Terrible reports of waves of refugees from Syria and Iraq, where people are trying to save themselves and their loved ones from day‑to‑day violence, reach us almost every day. What is more, people are being forced to leave their homes and abandon most of their belongings owing to armed conflict, severe human rights violations or the consequences of climate change not only in the conflicts in the Middle East that are in the media spotlight, but also in a host of other regions, such as Afghanistan, Somalia, the Sudan, South Sudan, the Democratic Republic of the Congo and Myanmar, which are sometimes referred to as “forgotten crises”.
According to current United Nations statistics, there are some 60 million displaced people around the world, half of whom are children. The Federal Foreign Office made over 400 million euros available for humanitarian aid abroad in 2014 alone in order to alleviate their almost unimaginable suffering, a large part of which is earmarked for refugees. Moreover, Germany is one of the largest and most important host countries for refugees in Europe.
It is our ethical responsibility, together with our national and international partners, to provide these people with humanitarian aid, ensure their survival and allow them to live their lives in dignity.
Each year, the Office of the United Nations High Commissioner for Refugees (UNHCR) publishes its annual report on worldwide displacement to coincide with World Refugee Day on 20 June. According to the report, there were approximately 60 million displaced persons in 2014, a rise from around 51 million in 2013. This is the biggest leap ever seen in a single year.

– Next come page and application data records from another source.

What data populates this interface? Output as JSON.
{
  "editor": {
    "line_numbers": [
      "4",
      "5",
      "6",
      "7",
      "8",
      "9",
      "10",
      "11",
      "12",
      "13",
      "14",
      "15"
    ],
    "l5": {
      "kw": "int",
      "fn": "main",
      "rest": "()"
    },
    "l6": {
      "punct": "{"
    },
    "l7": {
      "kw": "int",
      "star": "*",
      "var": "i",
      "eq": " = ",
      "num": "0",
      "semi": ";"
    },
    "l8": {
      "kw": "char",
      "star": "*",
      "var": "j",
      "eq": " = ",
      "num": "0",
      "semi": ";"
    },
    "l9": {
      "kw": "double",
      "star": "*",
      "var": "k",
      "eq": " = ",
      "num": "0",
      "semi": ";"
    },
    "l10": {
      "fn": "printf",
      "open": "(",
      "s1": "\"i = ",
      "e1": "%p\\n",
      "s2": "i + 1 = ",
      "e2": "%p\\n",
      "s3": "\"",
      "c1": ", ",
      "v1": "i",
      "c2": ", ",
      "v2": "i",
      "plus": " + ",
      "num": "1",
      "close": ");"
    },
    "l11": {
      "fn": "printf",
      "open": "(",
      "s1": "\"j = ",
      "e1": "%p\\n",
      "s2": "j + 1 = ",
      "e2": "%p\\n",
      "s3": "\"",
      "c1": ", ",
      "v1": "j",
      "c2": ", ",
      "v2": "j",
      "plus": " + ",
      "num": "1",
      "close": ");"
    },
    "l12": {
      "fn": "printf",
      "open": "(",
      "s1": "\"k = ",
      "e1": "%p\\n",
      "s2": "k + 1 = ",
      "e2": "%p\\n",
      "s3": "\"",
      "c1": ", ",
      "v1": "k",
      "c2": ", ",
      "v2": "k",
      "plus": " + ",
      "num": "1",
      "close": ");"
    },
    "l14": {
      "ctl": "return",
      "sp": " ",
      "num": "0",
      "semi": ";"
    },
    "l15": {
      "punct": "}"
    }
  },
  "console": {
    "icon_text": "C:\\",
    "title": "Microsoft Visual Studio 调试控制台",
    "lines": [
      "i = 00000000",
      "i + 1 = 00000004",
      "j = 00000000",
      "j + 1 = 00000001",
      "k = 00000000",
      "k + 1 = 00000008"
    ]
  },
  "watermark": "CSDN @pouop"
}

With an increase of 51 per cent compared with the previous year, Europe witnessed the largest rise in the number of refugees in relative terms. This jump is accounted for by the conflict in Ukraine, the refugees arriving by boat from across the Mediterranean and the civil war in Syria. In the context of the conflict in Syria, Turkey became the world’s top refugee-hosting nation in 2014 with some 1.6 million Syrian refugees.
Since the beginning of the crisis in Syria, the Federal Foreign Office has made available funds in excess of 460 million euros to its partners – the United Nations, the International Red Cross and Red Crescent Movement and humanitarian non‑governmental organisations – to help alleviate the humanitarian emergency in Syria; the funds are primarily earmarked for refugees and internally displaced persons.